What it does
Through Oasis, our team hopes to bridge the discrepancies in the supply chain among food distributors during the COVID-19 pandemic by developing a web app that connects farms, grocery stores, restaurants, and consumers with each other to distribute food to those most in need.
Users are directed to the home page of our website, which contains the map of nearby food banks, restaurants, and farms. Users can click on different organizations and businesses on the map to find their contact information.
Organizations can make an account on the website and would provide necessary info and contact info. To create an account, users can click on the “How Oasis Works,” icon to get instructions on how to create an account. Once members sign up, they can browse through a list of organizations on this site. There is also an online forum for organizations to communicate with one another and better navigate the website.
How I built it
We used Wix to develop the website and also other built in applications within the platform to incorporate a Google maps feature and online forum.
Challenges I ran into
We were hoping to connect the website to a domain name from Domain.com, but there were issues connecting the website with this domain name.
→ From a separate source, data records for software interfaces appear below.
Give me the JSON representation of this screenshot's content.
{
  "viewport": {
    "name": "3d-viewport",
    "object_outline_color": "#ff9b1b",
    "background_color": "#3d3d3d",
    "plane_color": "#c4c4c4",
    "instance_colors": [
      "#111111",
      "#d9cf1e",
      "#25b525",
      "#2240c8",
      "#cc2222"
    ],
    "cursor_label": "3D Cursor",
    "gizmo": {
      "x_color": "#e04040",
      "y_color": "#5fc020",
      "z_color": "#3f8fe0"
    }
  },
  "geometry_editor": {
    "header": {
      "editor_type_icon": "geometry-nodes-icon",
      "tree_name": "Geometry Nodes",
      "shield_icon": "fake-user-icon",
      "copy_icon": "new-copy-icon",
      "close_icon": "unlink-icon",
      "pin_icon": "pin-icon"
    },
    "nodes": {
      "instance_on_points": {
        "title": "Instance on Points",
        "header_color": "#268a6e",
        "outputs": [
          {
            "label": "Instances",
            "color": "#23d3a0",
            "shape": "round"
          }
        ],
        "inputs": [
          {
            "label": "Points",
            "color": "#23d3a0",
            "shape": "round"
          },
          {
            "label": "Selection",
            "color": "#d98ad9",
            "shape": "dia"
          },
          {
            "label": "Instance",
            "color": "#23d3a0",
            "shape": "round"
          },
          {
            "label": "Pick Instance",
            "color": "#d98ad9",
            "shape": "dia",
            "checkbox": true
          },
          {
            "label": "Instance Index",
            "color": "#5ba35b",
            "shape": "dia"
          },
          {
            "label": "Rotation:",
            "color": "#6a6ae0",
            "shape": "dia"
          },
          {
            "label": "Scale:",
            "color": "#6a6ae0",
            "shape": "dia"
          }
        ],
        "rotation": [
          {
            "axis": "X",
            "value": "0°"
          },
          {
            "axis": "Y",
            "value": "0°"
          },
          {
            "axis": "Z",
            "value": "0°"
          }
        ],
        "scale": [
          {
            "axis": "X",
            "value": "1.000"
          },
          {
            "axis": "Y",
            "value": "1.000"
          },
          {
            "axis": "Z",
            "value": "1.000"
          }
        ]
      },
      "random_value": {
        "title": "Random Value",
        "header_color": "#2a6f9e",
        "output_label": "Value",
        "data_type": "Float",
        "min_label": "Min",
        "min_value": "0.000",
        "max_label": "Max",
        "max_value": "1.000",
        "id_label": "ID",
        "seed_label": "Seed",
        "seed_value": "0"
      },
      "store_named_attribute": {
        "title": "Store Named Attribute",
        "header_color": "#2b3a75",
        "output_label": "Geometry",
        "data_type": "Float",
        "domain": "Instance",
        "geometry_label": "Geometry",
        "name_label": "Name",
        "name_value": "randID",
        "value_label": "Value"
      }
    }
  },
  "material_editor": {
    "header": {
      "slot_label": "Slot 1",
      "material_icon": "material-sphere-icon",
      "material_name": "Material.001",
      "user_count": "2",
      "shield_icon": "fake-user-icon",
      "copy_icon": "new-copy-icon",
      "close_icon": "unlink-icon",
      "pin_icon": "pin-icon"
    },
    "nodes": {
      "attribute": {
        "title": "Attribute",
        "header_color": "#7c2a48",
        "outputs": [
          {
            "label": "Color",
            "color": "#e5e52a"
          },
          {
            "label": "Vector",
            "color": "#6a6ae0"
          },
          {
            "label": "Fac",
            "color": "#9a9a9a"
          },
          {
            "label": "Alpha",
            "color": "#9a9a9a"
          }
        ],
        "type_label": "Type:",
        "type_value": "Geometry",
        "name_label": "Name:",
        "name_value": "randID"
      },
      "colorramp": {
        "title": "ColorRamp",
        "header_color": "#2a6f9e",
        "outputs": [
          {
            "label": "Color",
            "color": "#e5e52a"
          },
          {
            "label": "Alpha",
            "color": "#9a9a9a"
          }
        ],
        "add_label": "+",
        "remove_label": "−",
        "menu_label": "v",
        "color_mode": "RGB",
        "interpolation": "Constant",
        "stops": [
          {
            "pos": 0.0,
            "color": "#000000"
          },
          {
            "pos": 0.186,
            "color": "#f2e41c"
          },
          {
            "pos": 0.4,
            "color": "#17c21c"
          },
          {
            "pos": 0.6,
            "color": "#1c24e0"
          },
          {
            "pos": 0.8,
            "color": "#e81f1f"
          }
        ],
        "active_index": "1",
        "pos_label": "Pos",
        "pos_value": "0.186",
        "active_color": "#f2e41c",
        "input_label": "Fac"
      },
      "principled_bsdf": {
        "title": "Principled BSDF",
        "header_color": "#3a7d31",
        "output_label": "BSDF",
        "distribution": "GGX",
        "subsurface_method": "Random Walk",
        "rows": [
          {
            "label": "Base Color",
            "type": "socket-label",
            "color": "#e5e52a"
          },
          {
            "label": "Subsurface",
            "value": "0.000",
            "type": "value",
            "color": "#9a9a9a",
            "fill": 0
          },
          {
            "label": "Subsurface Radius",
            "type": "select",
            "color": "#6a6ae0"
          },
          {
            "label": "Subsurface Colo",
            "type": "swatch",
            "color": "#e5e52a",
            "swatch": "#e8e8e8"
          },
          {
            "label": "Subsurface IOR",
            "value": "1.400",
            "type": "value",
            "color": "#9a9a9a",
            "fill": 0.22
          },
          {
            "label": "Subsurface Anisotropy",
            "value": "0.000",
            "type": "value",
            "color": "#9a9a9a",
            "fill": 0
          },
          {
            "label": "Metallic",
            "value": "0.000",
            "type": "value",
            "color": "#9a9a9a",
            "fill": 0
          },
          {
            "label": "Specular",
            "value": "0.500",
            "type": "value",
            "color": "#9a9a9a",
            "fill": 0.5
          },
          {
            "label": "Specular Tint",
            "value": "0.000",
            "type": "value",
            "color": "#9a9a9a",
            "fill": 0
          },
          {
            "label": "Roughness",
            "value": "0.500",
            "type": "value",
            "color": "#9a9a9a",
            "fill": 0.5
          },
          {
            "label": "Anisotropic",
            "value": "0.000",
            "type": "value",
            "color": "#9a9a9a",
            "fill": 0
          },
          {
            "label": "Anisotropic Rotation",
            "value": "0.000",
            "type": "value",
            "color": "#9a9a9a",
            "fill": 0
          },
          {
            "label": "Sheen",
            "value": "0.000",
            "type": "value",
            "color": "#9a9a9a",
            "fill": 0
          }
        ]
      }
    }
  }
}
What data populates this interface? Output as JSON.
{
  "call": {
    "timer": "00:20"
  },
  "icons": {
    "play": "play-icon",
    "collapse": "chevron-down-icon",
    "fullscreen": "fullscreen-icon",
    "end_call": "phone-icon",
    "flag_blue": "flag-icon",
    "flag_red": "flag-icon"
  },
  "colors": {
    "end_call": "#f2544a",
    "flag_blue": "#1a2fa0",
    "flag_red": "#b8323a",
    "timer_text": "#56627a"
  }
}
The website builder we used could not support a .online/.tech domain so we had to use the Wix free website domain to house the site.
Accomplishments that I'm proud of
We created a platform that is easy to use and addresses a key issue that erupted from COVID-19.
What's next for Oasis
We'd love to expand our visualization map to enable users to search up different locations.